Doing your musician’s duty.
Tom: Yeah! That’s my question to my spiritual self all the time. Like, ‘How can I put myself and my music to use?’ I just want to people off with music. *laughs*
That’s one way to put it! *laughs*
Tom: It’s a little crude I know, but it’s honestly what drives me to do it. *laughs*
It’s just another aspect of the musician’s duty! *laughs* So to end us off, apart from continuing to promote East of Lincoln, what other exciting things should we expecting from you?
Tom: I’ve got music videos coming out. I’m going to be doing some more vinyl. I’m doing the second season of Pete the Cat, so I’m writing all these songs for people like Elvis Costello and Diana Krall to sing. That’s a bit exciting for me. I’m playing and singing some of the stuff as well. So lots of fun side stuff that I’m doing right now. I have some fun tours coming up in Europe and England in May as well as some East Coast dates in July. New York, Connecticut, New Jersey, Philly, DC, that’s about it.
Lots of traveling though! It’ll be fun!
Tom: Yeah, fun stuff! It’s not crazy amounts, but also better than nothing. *laughs*
About The Cow’s End Cafe:
Cow lovers and coffee lovers collide when you step into The Cow’s End Cafe in Venice, CA. Family owned since the eighties, the loft style shop very much has classic hangout vibes with its weathered brick floor and wooden stairs, and adorable cow-themed knick knacks and memorabilia scattered around the shop for all patrons to enjoy. Owner Clabe Hartley’s goal for the shop was to re-create a feel similar to that of his youth while growing up in Old Town Chicago, and his vision was met by a grand opening of around 500 supporting customers.
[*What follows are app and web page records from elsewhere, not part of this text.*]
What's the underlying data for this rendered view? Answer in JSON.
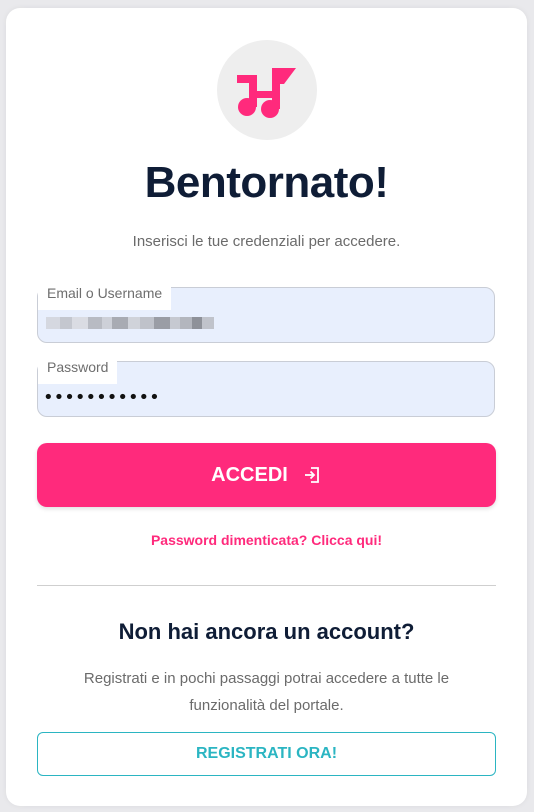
{
  "brand": {
    "logo_icon": "music-note-flag-icon",
    "accent_color": "#ff2a7c",
    "secondary_color": "#2bb5c2",
    "heading_color": "#0f1d36"
  },
  "login": {
    "title": "Bentornato!",
    "subtitle": "Inserisci le tue credenziali per accedere.",
    "email_label": "Email o Username",
    "email_value": "",
    "password_label": "Password",
    "password_value": "•••••••••••",
    "submit_label": "ACCEDI",
    "submit_icon": "login-arrow-icon",
    "forgot_link": "Password dimenticata? Clicca qui!"
  },
  "register": {
    "heading": "Non hai ancora un account?",
    "description": "Registrati e in pochi passaggi potrai accedere a tutte le funzionalità del portale.",
    "button_label": "REGISTRATI ORA!"
  }
}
Let’s just say that it’s been an udderly delightful ride for the shop since its inception.
While its proximity to the beach has an effect on the amount of parking and flow of sidewalk traffic, The Cow’s End is an absolute gem that provides a splendid menu of food and drink options to make it all worthwhile. Once you step inside, you are greeted by kind workers, a quirky atmosphere, and the smell of fresh coffee courtesy of their old school espresso machine. I opted for the delectably creamy Latte Latino (espresso, steamed condensed milk, half and half with thick cream) along with a delicious trio of breakfast sliders comprised of eggs, corned beef, white cheddar stuffed into fluffy mini baguette style buns (note: they normally have pretzel buns and I asked for the mayo on the side). So don’t worry your pretty little head because there is plenty of space for any sized beach going group, adventurous couple, or relaxed solo visitor looking to enjoy a caffeinated beverage with some all day breakfast while soaking in the sights, sounds, smells of the famed Venice Beach!